  2. Skuce Philip. Acting on methane: Opportunities for the UK cattle and sheep sectors [Internet]. 2022. Available from:
  3. Delafosse A, Meens E, Rambaud T, Hanoy F, Achour H. Sensitivities of a bulk-tank milk ELISA and composite fecal qPCR to detect various seroprevalence levels of paratuberculosis in cattle herds in Normandy, France. Can Vet J [Internet]. 2019 Mar [cited 2019 Mar 22]; 60(3):275–81. Available from:
  4. Sergeant ESG, McAloon CG, Tratalos JA, Citer LR, Graham DA, More SJ. Evaluation of national surveillance methods for detection of Irish dairy herds infected with Mycobacterium avium ssp. paratuberculosis. J Dairy Sci. 2019 Mar 1;102(3):2525–38.
Readers questions and answers

1. Given application of the JD BTM test on one occasion (sensitivity=15 per cent/specificity=95 per cent) to 20,000 herds nationally where JD herd prevalence is at 30 per cent (6,000 herds), how many true positive herds would you expect the test to pick out?

A 1,000

B 900

C 800

D 700

2. Given application of the JD BTM test on one occasion (sensitivity=15 per cent/specificity=95 per cent) to 20,000 herds nationally where JD herd prevalence is at 30 per cent (6,000 herds), how many false positive herds would you expect the test to pick out?

A 1,000

B 900

C 800

D 700

3. Based on the results of your JD BTM testing of the 20,000 herds nationally in questions 1 and 2, what would you estimate the overall national herd prevalence to be?

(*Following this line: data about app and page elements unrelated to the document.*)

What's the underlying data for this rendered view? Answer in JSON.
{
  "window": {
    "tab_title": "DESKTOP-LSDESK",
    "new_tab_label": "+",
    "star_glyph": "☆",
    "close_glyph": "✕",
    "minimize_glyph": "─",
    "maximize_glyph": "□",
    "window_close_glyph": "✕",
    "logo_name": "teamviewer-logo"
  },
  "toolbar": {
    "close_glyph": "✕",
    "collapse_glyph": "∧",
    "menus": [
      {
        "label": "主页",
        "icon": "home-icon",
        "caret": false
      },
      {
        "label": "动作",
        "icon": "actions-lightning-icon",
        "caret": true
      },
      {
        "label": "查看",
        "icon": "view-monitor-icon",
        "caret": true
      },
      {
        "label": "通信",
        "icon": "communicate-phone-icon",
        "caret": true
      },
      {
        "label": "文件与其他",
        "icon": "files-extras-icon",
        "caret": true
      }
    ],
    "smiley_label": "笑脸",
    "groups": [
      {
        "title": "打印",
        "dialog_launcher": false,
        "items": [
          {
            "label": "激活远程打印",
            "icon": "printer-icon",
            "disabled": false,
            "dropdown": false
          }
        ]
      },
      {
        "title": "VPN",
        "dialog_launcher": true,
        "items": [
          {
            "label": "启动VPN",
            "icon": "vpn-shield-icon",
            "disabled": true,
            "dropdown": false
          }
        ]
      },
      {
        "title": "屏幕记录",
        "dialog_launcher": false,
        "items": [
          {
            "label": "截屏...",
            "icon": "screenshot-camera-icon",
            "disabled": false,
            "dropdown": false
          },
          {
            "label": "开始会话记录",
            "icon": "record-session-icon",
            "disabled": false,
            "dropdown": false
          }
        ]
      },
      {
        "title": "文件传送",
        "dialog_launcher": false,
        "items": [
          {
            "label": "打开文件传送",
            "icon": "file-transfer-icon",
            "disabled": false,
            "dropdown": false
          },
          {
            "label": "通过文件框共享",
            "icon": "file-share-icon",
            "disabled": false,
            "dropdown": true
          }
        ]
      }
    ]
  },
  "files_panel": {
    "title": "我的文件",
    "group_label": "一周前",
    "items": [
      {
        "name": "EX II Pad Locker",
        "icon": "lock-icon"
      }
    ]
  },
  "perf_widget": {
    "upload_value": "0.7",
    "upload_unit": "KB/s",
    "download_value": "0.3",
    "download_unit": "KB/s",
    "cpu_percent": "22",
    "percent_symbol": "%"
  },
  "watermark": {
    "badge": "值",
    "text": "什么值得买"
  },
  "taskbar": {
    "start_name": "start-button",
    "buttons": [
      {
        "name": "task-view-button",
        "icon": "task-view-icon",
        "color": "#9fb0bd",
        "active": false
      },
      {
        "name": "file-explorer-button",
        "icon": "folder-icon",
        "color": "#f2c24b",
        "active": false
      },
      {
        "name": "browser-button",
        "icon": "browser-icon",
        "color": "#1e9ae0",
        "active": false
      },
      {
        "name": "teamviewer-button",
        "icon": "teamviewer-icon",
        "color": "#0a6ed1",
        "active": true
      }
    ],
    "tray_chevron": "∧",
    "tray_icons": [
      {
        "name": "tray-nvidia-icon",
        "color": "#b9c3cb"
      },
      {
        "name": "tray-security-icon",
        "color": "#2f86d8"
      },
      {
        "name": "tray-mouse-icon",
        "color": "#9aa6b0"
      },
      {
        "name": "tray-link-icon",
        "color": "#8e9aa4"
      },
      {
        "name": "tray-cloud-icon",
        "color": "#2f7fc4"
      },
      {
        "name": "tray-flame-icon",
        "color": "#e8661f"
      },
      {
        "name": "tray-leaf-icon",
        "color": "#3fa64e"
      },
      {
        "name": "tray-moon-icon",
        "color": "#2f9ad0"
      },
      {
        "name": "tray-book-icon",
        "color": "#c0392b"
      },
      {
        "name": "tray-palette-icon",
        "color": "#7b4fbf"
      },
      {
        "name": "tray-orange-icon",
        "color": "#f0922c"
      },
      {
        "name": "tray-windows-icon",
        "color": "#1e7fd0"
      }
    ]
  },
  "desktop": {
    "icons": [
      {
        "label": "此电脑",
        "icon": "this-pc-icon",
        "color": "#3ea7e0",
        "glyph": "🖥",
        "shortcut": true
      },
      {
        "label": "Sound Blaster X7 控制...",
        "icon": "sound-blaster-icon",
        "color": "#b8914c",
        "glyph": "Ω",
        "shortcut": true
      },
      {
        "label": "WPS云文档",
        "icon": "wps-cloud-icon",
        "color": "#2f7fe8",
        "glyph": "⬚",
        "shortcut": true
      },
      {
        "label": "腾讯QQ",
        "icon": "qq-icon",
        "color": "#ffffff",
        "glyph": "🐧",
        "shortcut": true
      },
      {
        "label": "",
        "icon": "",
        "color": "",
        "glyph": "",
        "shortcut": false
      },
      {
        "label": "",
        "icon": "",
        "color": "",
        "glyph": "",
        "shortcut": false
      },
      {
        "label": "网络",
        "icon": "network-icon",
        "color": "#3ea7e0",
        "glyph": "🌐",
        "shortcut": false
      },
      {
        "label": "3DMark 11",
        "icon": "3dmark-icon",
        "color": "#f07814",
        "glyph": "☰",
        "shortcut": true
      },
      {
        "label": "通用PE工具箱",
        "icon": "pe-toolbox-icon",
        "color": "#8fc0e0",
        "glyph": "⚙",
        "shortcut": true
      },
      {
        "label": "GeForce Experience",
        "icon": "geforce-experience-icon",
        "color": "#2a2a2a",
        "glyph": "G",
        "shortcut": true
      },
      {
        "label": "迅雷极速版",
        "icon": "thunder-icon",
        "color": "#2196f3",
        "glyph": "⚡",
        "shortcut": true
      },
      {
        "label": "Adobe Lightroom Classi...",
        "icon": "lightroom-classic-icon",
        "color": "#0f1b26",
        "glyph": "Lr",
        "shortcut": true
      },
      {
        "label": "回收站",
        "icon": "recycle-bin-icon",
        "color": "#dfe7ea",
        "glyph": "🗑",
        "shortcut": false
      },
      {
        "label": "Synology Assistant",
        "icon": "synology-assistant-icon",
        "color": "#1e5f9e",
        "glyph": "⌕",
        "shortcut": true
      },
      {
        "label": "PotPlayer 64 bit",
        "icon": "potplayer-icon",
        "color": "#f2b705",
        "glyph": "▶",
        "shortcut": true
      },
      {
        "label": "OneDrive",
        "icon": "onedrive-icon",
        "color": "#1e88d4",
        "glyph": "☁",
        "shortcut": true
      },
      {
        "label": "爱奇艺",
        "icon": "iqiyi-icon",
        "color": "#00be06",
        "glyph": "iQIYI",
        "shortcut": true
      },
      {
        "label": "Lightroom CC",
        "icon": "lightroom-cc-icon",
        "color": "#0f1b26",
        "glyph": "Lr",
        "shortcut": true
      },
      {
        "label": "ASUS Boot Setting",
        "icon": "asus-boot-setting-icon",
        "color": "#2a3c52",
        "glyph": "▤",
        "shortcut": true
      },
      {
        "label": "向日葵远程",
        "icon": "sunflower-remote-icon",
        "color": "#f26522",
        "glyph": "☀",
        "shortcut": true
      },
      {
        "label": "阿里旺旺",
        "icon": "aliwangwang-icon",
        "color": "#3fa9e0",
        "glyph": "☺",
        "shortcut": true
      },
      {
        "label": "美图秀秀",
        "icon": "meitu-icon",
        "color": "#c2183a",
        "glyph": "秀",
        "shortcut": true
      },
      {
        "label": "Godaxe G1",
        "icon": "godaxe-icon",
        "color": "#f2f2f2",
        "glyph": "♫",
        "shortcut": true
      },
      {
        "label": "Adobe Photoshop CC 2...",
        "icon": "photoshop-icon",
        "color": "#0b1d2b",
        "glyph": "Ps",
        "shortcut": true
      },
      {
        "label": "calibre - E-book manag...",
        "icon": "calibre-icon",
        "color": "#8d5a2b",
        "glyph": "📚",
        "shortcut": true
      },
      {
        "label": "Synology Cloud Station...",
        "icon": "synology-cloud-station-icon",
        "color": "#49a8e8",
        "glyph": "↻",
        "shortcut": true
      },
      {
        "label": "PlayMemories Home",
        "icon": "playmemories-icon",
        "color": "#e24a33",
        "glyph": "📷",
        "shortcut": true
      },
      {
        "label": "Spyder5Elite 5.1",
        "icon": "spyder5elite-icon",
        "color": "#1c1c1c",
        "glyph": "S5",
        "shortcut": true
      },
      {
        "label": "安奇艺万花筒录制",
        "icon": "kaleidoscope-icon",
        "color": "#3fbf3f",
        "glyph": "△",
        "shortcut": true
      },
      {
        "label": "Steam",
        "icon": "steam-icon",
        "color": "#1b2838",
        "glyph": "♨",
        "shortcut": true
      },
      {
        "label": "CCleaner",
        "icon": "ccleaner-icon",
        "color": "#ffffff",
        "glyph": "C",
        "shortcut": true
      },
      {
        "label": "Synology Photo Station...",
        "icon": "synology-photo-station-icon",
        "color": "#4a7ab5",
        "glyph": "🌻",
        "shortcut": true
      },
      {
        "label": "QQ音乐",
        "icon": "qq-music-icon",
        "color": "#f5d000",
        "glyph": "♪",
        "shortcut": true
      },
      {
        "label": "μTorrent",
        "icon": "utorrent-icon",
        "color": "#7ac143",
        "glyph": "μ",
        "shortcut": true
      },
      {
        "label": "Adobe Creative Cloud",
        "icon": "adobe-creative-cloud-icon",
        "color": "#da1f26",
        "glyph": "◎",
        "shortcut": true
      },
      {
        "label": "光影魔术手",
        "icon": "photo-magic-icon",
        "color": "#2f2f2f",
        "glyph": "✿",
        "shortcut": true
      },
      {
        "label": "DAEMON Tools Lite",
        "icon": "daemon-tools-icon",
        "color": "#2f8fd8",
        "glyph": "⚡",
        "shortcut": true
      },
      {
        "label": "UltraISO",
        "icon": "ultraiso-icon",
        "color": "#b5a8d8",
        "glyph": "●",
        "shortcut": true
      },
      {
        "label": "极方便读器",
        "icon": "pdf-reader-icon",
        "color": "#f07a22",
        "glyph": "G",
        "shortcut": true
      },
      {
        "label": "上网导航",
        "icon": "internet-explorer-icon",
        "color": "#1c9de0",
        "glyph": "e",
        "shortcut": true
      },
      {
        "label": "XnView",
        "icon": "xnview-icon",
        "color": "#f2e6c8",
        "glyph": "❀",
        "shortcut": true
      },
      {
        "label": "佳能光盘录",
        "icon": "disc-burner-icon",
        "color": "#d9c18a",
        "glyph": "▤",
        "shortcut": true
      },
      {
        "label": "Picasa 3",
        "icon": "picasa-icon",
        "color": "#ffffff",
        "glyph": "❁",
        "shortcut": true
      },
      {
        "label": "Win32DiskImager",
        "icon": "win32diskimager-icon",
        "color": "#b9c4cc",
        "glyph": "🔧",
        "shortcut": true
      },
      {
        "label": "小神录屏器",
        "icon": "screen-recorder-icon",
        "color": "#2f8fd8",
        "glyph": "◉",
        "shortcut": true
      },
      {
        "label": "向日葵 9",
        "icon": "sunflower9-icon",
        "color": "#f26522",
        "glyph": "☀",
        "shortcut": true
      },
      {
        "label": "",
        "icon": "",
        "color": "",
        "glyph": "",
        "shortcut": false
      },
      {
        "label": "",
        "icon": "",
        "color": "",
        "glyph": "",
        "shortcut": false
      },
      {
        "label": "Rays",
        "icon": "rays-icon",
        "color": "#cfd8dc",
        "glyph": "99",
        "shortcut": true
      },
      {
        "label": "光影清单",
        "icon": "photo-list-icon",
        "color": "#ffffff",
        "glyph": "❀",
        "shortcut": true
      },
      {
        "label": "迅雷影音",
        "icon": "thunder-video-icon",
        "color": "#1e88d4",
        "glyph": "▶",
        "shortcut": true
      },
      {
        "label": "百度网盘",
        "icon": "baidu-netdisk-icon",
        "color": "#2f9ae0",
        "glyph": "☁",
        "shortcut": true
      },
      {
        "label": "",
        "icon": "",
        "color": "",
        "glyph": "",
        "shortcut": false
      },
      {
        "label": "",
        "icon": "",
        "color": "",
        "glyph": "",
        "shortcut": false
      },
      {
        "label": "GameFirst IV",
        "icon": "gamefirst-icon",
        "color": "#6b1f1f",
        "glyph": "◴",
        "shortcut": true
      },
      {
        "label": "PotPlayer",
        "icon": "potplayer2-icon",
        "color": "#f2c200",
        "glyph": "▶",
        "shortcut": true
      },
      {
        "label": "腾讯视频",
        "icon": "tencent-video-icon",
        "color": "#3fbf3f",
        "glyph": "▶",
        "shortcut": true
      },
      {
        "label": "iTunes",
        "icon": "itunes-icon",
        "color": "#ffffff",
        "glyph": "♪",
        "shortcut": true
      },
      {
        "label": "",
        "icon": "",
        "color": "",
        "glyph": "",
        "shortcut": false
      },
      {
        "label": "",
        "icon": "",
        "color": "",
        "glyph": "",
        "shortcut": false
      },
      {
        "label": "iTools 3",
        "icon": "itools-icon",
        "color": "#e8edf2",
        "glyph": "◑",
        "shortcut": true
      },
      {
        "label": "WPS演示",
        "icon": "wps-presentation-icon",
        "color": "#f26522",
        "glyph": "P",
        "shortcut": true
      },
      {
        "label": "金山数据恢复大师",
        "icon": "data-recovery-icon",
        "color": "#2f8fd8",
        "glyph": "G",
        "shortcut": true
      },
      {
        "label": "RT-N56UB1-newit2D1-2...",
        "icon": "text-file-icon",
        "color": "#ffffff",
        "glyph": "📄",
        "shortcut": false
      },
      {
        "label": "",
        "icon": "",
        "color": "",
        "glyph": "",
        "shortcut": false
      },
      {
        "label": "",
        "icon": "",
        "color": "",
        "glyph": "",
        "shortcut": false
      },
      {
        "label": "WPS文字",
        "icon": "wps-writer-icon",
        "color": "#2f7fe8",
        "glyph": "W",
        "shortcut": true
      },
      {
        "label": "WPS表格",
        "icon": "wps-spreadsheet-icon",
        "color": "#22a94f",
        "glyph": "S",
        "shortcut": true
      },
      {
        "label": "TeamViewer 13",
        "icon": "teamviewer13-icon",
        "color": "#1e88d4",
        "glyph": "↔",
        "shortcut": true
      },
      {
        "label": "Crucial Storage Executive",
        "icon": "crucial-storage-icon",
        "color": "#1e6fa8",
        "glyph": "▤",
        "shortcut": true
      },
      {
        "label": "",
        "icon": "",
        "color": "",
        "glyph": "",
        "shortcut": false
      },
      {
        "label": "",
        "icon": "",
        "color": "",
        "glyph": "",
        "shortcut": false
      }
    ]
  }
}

A 10 per cent

B 8 per cent

C 6 per cent

D 4 per cent

4. What is the effect of a higher herd prevalence on the sensitivity of the JD BTM ELISA test?

A It reduces the sensitivity of the BTM ELISA test significantly

B It reduces the sensitivity of the BTM ELISA test marginally

C It does not affect the sensitivity of the BTM ELISA test

D It increases the sensitivity of the BTM ELISA test

5. Which is the true statement about the JD BTM test as applied in Irish dairy farms?

A With a negative BTM test, the interpretation is that the herd is definitely free from JD

B With a positive BTM test, the interpretation is that the herd is definitely JD infected

C The BTM test is a useful method for epidemiologists to determine the prevalence of JD in the national dairy herd

D The BTM test is a useful method to pick out herds that are likely to be heavily infected with JD but is also likely to return a negative test result for many infected herds

ANSWERS: 1B; 2D; 3B; 4D; 5D.